* **Exercise brief**
In the entries that follow, find the word "label" and report each line it is on.

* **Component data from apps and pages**
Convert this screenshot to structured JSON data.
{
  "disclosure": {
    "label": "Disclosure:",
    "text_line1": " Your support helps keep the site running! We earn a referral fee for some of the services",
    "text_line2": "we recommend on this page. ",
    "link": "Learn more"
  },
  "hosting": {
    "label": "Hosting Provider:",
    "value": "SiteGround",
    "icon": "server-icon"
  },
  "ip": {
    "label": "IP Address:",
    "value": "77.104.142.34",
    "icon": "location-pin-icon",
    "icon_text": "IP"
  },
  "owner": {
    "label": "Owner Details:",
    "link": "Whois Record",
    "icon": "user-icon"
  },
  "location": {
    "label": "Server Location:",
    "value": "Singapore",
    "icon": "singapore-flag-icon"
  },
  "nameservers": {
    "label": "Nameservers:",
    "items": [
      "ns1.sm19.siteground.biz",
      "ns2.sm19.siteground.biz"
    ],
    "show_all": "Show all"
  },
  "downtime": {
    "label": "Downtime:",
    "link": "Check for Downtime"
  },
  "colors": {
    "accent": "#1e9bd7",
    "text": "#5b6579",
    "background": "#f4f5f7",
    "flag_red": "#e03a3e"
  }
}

* **Written response**
    "label": "Disclosure:",
    "label": "Hosting Provider:",
    "label": "IP Address:",
    "label": "Owner Details:",
    "label": "Server Location:",
    "label": "Nameservers:",
    "label": "Downtime:",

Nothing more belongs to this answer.